Global stocks rally as bargain-hunting sets in, but politics and the pandemic loom large

FILE PHOTO: Visitors look at a stock quotation board at Tokyo Stock Exchange in Tokyo Japan, October 11, 2018. REUTERS/Issei Kato
Visitors look at a stock quotation board at Tokyo Stock Exchange in Tokyo

  • Banks and travel stocks boost European indices on Monday, but concern over the economy is driving the Stoxx 50 to its worst third-quarter performance in nine years.
  • Rising cases of Covid-19 across Europe, plus the first of the presidential debates this week are likely to outweigh economic data, analysts say.
  • Dollar eases from two-month highs, but looks set for more gains, while gold and silver remain under pressure.
  • Visit Business Insider’s homepage for more stories.

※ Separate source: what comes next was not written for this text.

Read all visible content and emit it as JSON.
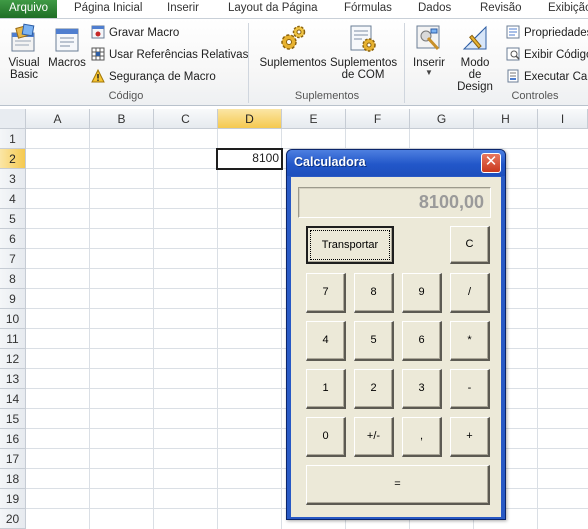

Global equity markets bounced on Monday, as investors snapped up shares following last week’s broad declines, while the dollar eased back from its recent highs, but with politics and coronavirus coming to the fore this week, analysts said this trend had the potential to rapidly unravel.

In Europe, banks and airlines were among the top gainers, with HSBC leading the charge with an 8% gain on the day, after its largest shareholder, Chinese financial group Ping An Asset Management said it had expanded its stake in the group, according to the FT

With cases of Covid-19 registering new big increases in Spain, the United Kingdom, France and Belgium, the backdrop for the stock market is far from rosy. The Stoxx 50 index  is on course for a fall of 1.1% in the three months between July and September, putting it on course for its worst third-quarter performance since 2011, at the depths of the eurozone debt crisis.

“The primary concern in Europe remains the rising infection rates in many countries, and associated targeted lockdown measures that threaten to stall already stuttering and patchy recoveries,” Marc Ostwald, ADM Investor Services chief global economist, said.

Frankfurt’s DAX was up 2.4%, while London’s FTSE 100 rose 1.2%, echoing strength across Asian markets, where the Nikkei closed up 1.3% and Seoul’s KOSPI rose 1.1%.

Read More:  UBS: Buy these 23 stocks across major themes that are poised to outperform amid uncertainty and conflicting signals in the market

Aside from the rising Covid-19 caseload, investors will be monitoring this week’s final Brexit talks between the United Kingdom and the European Union, as well as the first presidential debate between Republican Donald Trump and Democrat Joe Biden. 

TD Securities emerging market strategist Mitul Kotecha told CNBC on Monday the debate would likely overshadow even the key monthly US employment report on Friday. 

“Politics will move increasingly into the spotlight for investors, with the coming week featuring the first presidential debate in the US tomorrow,” Deutsche Bank strategist Jim Reid said. 

“Staying with politics we’ll see the resumption of Brexit negotiations between the UK and the EU. In data terms the US jobs report on Friday and global manufacturing PMIs on Thursday will be the keys,” Reid said.

US futures pointed to stocks on Wall Street getting off to a positive start later in the day. S&P 500 futures were up 0.3%, while Nasdaq 100 futures rose 1.25%, suggesting an extension of last week’s 2.2% gain in the broader index.

With stocks enjoying a bounce, the dollar index eased back from two-month highs, predominantly driven by gains in the Japanese yen, which rose 0.25% on the day.

Concern over a pickup in Covid-19 infection rates and the impact on the economy, coupled with nervousness over the upcoming US election and waning expectations for any immediate new US fiscal stimulus have conspired to drive the dollar index up by more than 2% this month, putting it on course for its biggest monthly gain in 14 months.

“With little prospect of US fiscal stimulus coming through any time soon (the Democrats and Republicans remain far apart in their views on additional support) and concerns growing of broadening lockdowns in Europe, it is hard to see the dollar quickly resuming its decline just yet,” ING strategist Christ turner said. “DXY closes over 94.75 should worry dollar bears.”

Gold fell by 0.6% to $1,855 an ounce, while silver fell 1.2% to $22.83 an ounce. Ordinarily, weakness in the dollar tends to lead to strength in precious metals, but with little to no expectation for the US currency’s decline in Monday to accelerate, gold and silver were caught on the backfoot. 

“The stronger dollar is just crippling demand for gold these days as the market prefers the comfort of tech stocks when Covid rises,” AxiTrader chief market analyst Stephen Innes said. 

Read More: ‘Expect more stock-market weakness’: A Wall Street strategist lays out how investors’ most-trusted defenses against crashes are failing them at a critical time